Hynes Introduction William Edward Burghardt DuBois, to his admirers, was by spirited devotion and scholarly dedication, an attacker of injustice and a defender of freedom.
Universal Negro Improvement Association After two years in London — where he received an education that would likely have been unavailable to him in the Americas because of the color of his skin — Garvey returned to Jamaica. It was during this time that he started the Universal Negro Improvement Association.
Garvey also began corresponding with Booker T. Washingtonthe African-American leader, author and activist who had been born into slavery. InGarvey boarded a ship bound for the United States, where — as a dramatic and invigorating public speaker — he intended to go on a lecture tour. He ended up settling in New York City, where he first spoke at the famous St.
He also took on work in a print shop to make ends meet. And then when we are finished, if we have any charity to bestow, we may die for the white man.
But as for me, I think I have stopped dying for him. If you must be free, you must become so through your own effort … Until you produce what the white man has produced you will not be his equal.
Soon, his speaking engagements took on an angry tone, in which he questioned how the United States could call itself a democracy when across the country people of color were still oppressed.
Byhe and his associates set up the shipping company Black Star Line, under the auspices of the Universal Negro Improvement Association, which by then had grown to include more than four million members.
Not long after the Black Star Line had purchased its first ship, the S. Yarmouth, and rechristened it the S. Garvey was married twice: His first marriage to Amy Ashwood, who was a fellow activist in the Universal Negro Improvement Association, ended in divorce in Later that year, Garvey married Amy Jacques, who was also active in social causes.

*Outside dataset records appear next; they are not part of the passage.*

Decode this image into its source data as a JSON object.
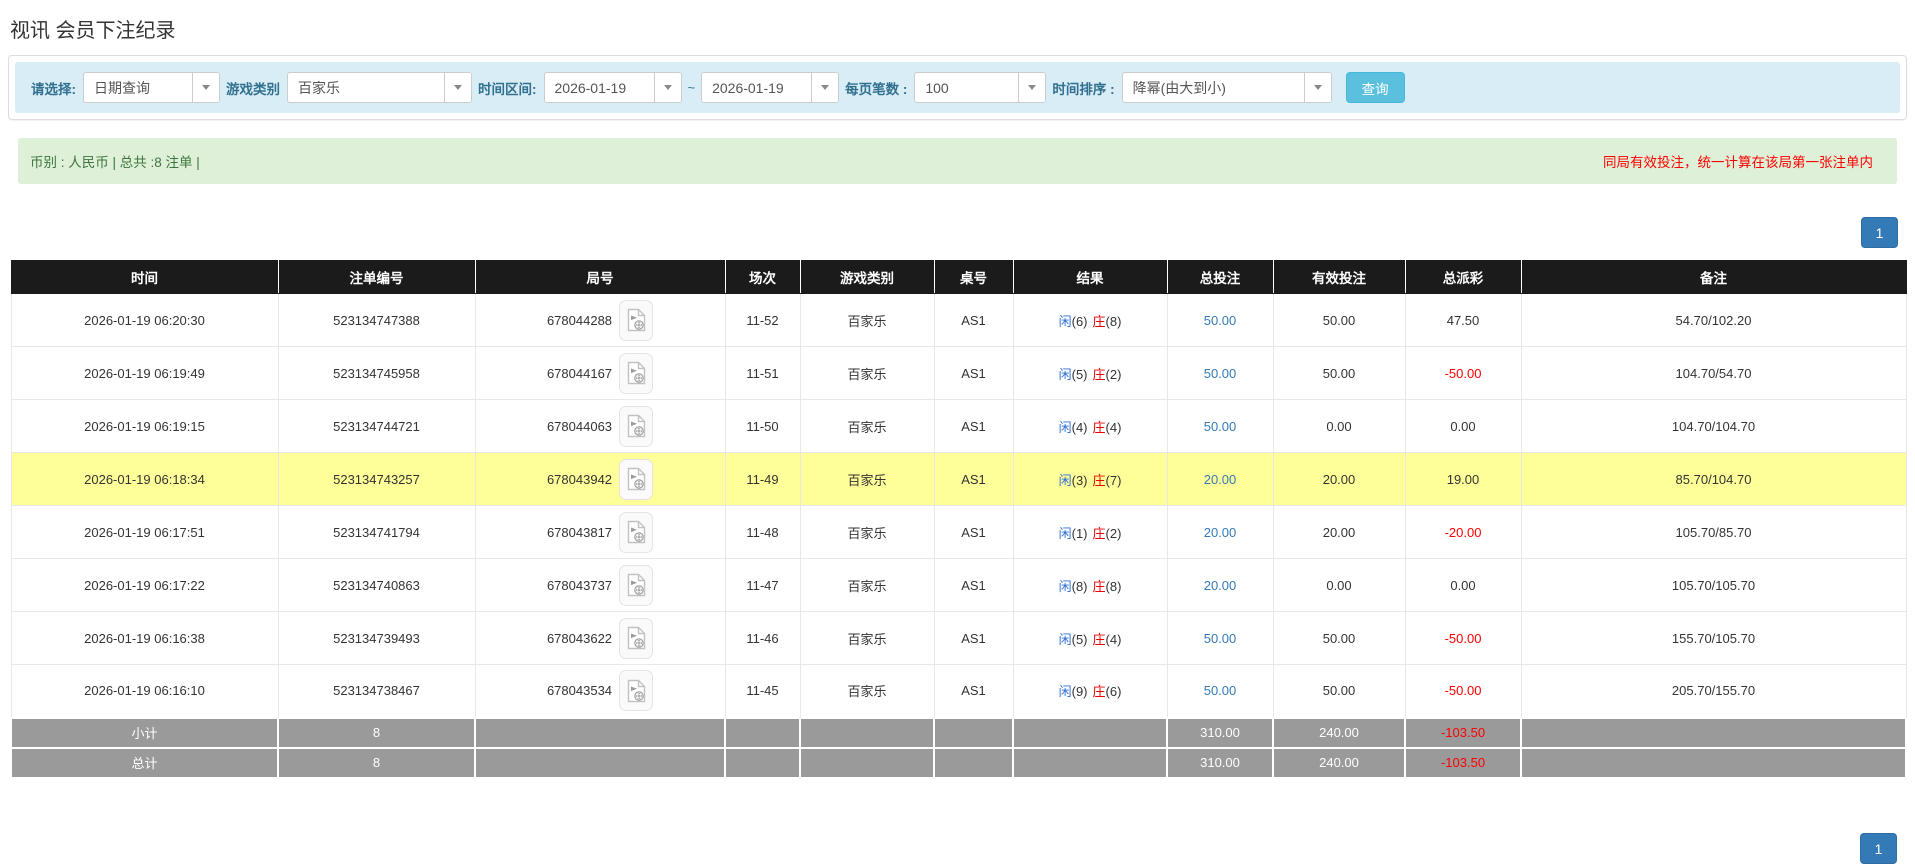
{
  "page": {
    "title": "视讯 会员下注纪录"
  },
  "filter_bar": {
    "select_type": {
      "label": "请选择:",
      "value": "日期查询"
    },
    "game_category": {
      "label": "游戏类别",
      "value": "百家乐"
    },
    "time_range": {
      "label": "时间区间:",
      "from": "2026-01-19",
      "tilde": "~",
      "to": "2026-01-19"
    },
    "page_size": {
      "label": "每页笔数 :",
      "value": "100"
    },
    "time_sort": {
      "label": "时间排序 :",
      "value": "降幂(由大到小)"
    },
    "search_button_label": "查询"
  },
  "info_bar": {
    "currency_summary": "币别 : 人民币 | 总共 :8 注单 |",
    "notice": "同局有效投注，统一计算在该局第一张注单内"
  },
  "pagination": {
    "page": "1"
  },
  "table": {
    "headers": [
      "时间",
      "注单编号",
      "局号",
      "场次",
      "游戏类别",
      "桌号",
      "结果",
      "总投注",
      "有效投注",
      "总派彩",
      "备注"
    ],
    "rows": [
      {
        "time": "2026-01-19 06:20:30",
        "bet_id": "523134747388",
        "round_id": "678044288",
        "session": "11-52",
        "game": "百家乐",
        "table_no": "AS1",
        "player_label": "闲",
        "player_score": "(6)",
        "banker_label": "庄",
        "banker_score": "(8)",
        "total_bet": "50.00",
        "valid_bet": "50.00",
        "payout": "47.50",
        "remark": "54.70/102.20",
        "highlighted": false
      },
      {
        "time": "2026-01-19 06:19:49",
        "bet_id": "523134745958",
        "round_id": "678044167",
        "session": "11-51",
        "game": "百家乐",
        "table_no": "AS1",
        "player_label": "闲",
        "player_score": "(5)",
        "banker_label": "庄",
        "banker_score": "(2)",
        "total_bet": "50.00",
        "valid_bet": "50.00",
        "payout": "-50.00",
        "remark": "104.70/54.70",
        "highlighted": false
      },
      {
        "time": "2026-01-19 06:19:15",
        "bet_id": "523134744721",
        "round_id": "678044063",
        "session": "11-50",
        "game": "百家乐",
        "table_no": "AS1",
        "player_label": "闲",
        "player_score": "(4)",
        "banker_label": "庄",
        "banker_score": "(4)",
        "total_bet": "50.00",
        "valid_bet": "0.00",
        "payout": "0.00",
        "remark": "104.70/104.70",
        "highlighted": false
      },
      {
        "time": "2026-01-19 06:18:34",
        "bet_id": "523134743257",
        "round_id": "678043942",
        "session": "11-49",
        "game": "百家乐",
        "table_no": "AS1",
        "player_label": "闲",
        "player_score": "(3)",
        "banker_label": "庄",
        "banker_score": "(7)",
        "total_bet": "20.00",
        "valid_bet": "20.00",
        "payout": "19.00",
        "remark": "85.70/104.70",
        "highlighted": true
      },
      {
        "time": "2026-01-19 06:17:51",
        "bet_id": "523134741794",
        "round_id": "678043817",
        "session": "11-48",
        "game": "百家乐",
        "table_no": "AS1",
        "player_label": "闲",
        "player_score": "(1)",
        "banker_label": "庄",
        "banker_score": "(2)",
        "total_bet": "20.00",
        "valid_bet": "20.00",
        "payout": "-20.00",
        "remark": "105.70/85.70",
        "highlighted": false
      },
      {
        "time": "2026-01-19 06:17:22",
        "bet_id": "523134740863",
        "round_id": "678043737",
        "session": "11-47",
        "game": "百家乐",
        "table_no": "AS1",
        "player_label": "闲",
        "player_score": "(8)",
        "banker_label": "庄",
        "banker_score": "(8)",
        "total_bet": "20.00",
        "valid_bet": "0.00",
        "payout": "0.00",
        "remark": "105.70/105.70",
        "highlighted": false
      },
      {
        "time": "2026-01-19 06:16:38",
        "bet_id": "523134739493",
        "round_id": "678043622",
        "session": "11-46",
        "game": "百家乐",
        "table_no": "AS1",
        "player_label": "闲",
        "player_score": "(5)",
        "banker_label": "庄",
        "banker_score": "(4)",
        "total_bet": "50.00",
        "valid_bet": "50.00",
        "payout": "-50.00",
        "remark": "155.70/105.70",
        "highlighted": false
      },
      {
        "time": "2026-01-19 06:16:10",
        "bet_id": "523134738467",
        "round_id": "678043534",
        "session": "11-45",
        "game": "百家乐",
        "table_no": "AS1",
        "player_label": "闲",
        "player_score": "(9)",
        "banker_label": "庄",
        "banker_score": "(6)",
        "total_bet": "50.00",
        "valid_bet": "50.00",
        "payout": "-50.00",
        "remark": "205.70/155.70",
        "highlighted": false
      }
    ],
    "subtotal": {
      "label": "小计",
      "count": "8",
      "total_bet": "310.00",
      "valid_bet": "240.00",
      "payout": "-103.50"
    },
    "grand_total": {
      "label": "总计",
      "count": "8",
      "total_bet": "310.00",
      "valid_bet": "240.00",
      "payout": "-103.50"
    }
  },
  "colors": {
    "header_bg": "#1b1b1b",
    "row_highlight": "#ffff99",
    "link_blue": "#337ab7",
    "player_blue": "#2e6fd8",
    "banker_red": "#e60000",
    "negative_red": "#ff0000",
    "search_btn": "#5bc0de",
    "pager_blue": "#337ab7",
    "info_bar_bg": "#d9edf7",
    "info_label": "#31708f",
    "green_bar_bg": "#dff0d8",
    "green_bar_text": "#3c763d"
  }
}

Edgar Hoover Because of his outspoken activism, Garvey became a target of J. The BOI began investigating Garvey on charges of mail fraud in connection with a brochure for the Black Star Line that included a photo of a ship before the company actually had a vessel in its fleet.
Inafter a controversial trial, Garvey was found guilty of these charges and sentenced to a maximum of five years in prison. He blamed a Jewish judge and Jewish jurors for his conviction, saying that they sought retribution against him after he had agreed to meet with the Grand Wizard of the Ku Klux Klan K.
Garvey believed he and the K. He began serving his sentence at Atlanta Prison in In life I shall be the same; in death I shall be a terror to the foes of Negro liberty.
If death has power, then count on me in death to be the real Marcus Garvey I would like to be.
If I may come in an earthquake, or a cyclone, or plague, or pestilence, or as God would have me, then be assured that I shall never desert you and make your enemies triumph over you. InGarvey returned to London where he lived and worked until his death due to complications from two strokes five years later, at the age of By then, the organization had more than a thousand chapters worldwide.Marcus Mosiah Garvey Jr.
ONH (17 August – 10 June ) was a Jamaican-born political leader, publisher, journalist, entrepreneur, and orator. He was President-General of the Universal Negro Improvement Association and African Communities League ().
He also was President and one of the directors of the Black Star Line, a shipping and passenger line incorporated in Delaware. Marcus Garvey was a Jamaican-born leader of the Pan-Africanism movement who established the Universal Negro Improvement Association, the Negro World newspaper and a .
The Universal Negro Improvement Association (UNIA) was established by Marcus Garvey in Jamaica in Garvey arrived in the United States on 23rd March . Marcus Garvey Life and Lessons: A Centennial Companion to the Marcus Garvey and Universal Negro Improvement Association Papers.
Marcus Garvey and his organization, the Universal Negro Improvement Association (UNIA), represent the largest mass movement in African-American history. Proclaiming a black nationalist "Back to Africa" message, Garvey and the UNIA established .
Garvey founded the Universal Negro Improvement Association and advocated a mass migration of African Americans back to Africa. Garvey was convicted of fraud in and deported to Jamaica in While the movement won a substantial following, the UNIA collapsed without Garvey's leadership.